MARTIN Crowe learned he had deadly blood cancer in a hands-free call while his young daughter was in the car.
Former New Zealand cricket captain Martin Crowe has opened up about his battle with cancer as his friends in the sporting world praise him for his bravery.
In a new interview, the 50-year-old tells how his wife, former Miss Universe Lorraine Downes, is helping him through.
"She's the love of my life," Crowe told the New Zealand Woman's Weekly. "I don't know how I could have got through this without her. She sat through every single one of my chemotherapy sessions and has been with me every step of the way, and remained positive. Lorraine is an amazing woman."
Crowe had just started writing his memoirs in October when he was diagnosed with the lymphoma.
He had been made redundant from his job as an executive producer at Sky Television and said he was thinking more about what he would do with his future than worrying about two lumps on his neck.
His doctor broke the news on a hands-free call while he was in the car with 9-year-old daughter Emma, who heard the whole conversation.
He raced home and researched the disease. "When you read that you have a deadly blood cancer, your life kind of flashes before you," he told the Woman's Weekly.
"Then Lorraine walked up the stairs and I burst into tears.

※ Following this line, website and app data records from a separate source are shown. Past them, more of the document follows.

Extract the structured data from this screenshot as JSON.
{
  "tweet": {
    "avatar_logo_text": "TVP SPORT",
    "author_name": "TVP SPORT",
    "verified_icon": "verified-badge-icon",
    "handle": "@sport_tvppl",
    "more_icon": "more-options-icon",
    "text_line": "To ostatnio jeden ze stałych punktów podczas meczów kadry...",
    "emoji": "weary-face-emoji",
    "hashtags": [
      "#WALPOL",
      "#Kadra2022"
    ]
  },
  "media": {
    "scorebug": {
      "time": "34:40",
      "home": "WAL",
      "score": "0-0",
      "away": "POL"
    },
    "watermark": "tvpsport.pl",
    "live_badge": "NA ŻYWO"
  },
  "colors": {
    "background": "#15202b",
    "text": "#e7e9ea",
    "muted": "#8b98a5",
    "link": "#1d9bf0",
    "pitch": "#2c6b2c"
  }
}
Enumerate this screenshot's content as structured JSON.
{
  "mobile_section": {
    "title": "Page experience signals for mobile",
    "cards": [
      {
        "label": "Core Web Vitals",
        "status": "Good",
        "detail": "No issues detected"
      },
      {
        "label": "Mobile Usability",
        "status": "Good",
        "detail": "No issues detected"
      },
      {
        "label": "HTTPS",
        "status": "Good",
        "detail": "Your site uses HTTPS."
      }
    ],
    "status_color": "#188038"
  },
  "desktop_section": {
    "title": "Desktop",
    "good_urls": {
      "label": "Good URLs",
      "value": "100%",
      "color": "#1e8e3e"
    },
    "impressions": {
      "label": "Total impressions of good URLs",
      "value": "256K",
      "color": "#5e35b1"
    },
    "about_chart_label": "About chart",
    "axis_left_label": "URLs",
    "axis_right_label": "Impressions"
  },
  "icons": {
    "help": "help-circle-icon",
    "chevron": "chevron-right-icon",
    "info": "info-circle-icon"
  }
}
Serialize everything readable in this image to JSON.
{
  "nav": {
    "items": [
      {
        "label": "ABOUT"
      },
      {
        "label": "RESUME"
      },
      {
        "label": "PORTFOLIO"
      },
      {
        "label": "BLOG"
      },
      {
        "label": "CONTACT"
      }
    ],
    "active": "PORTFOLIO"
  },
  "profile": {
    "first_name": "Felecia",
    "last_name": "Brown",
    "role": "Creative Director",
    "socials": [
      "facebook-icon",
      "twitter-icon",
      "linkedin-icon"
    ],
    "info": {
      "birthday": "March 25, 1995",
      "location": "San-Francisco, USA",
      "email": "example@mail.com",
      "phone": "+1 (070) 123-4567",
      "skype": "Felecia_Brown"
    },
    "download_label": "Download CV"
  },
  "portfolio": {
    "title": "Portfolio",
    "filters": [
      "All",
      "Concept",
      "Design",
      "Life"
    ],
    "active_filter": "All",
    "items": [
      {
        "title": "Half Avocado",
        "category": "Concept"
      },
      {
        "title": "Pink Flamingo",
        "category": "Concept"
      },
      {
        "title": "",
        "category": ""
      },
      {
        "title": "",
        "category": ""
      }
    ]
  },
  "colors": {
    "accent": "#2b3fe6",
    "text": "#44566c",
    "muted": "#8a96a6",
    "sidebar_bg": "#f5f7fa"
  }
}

I couldn't speak ... For the next couple of hours we held each other and cried."
Crowe was initially told the cancer cells were not multiplying, meaning he did not need treatment, but doctors monitored him regularly.
By Christmas, he started having stomach pains, which were so bad he couldn't stand up straight. Tests revealed he had a tumour the size of an egg in his abdomen.
He needed chemotherapy and will next week have a scan to see if the treatment has shrunk the tumour.
Crowe, who represented New Zealand from 1982 until his retirement in 1996, is now regaining energy and appetite and plans on returning to paid employment this year.
Former All Black Grant Fox, who has been friends with Crowe for 37 years, told the Herald he had visited him throughout the battle.
"I just think it's incredible how he's coped. We've been good mates for a long, long time, but we don't have a lot of contact at times because we're busy doing our own thing.
"And then all of a sudden something like this comes along and all of a sudden it's like, 'Why didn't we find this time before?"'
Fox said Crowe was brave to be able to talk about his depression.
"Marty's an emotional bloke ... wears his heart on his sleeve. He's always been willing to talk about the emotional side of sport.
"And now, he's been through something ... which has led him to open up on life's other emotions, which is a very brave thing to do."
The pair met aged 13 at Auckland Grammar School.
Former teammate Dion Nash said Crowe's ability to share his emotions would help him through.
"It's a hard one to watch a mate battle through it but he's a strong guy and if anyone can come through it, it'll be Marty.
"Having played with him, what made him special was his mental ability to put himself beyond the normal human being."
- Age: 50.
- Born in Henderson and attended Auckland Grammar School.
- Married former Miss Universe Lorraine Downes in 2009.
- Has one daughter, Emma, 9, from a previous relationship.
- Represented four domestic cricket teams in his career - Auckland, Central Districts, Somerset and Wellington.
- Made test debut for the Black Caps in 1982 and retired from international cricket in 1996, after playing 77 tests.
- Captained the team in the early 1990s.
- Board member of the South Sydney Rabbitohs Rugby League Football Club and former member of the Marylebone Cricket Club's cricket committee - a think-tank looking at cricket issues.
- Former chief cricket officer of Royal Challengers Bangalore, a team in the Indian Premier League.
- Worked as an executive producer for Sky.
- Made a Member of the Order of the British Empire in 1992 for services to cricket.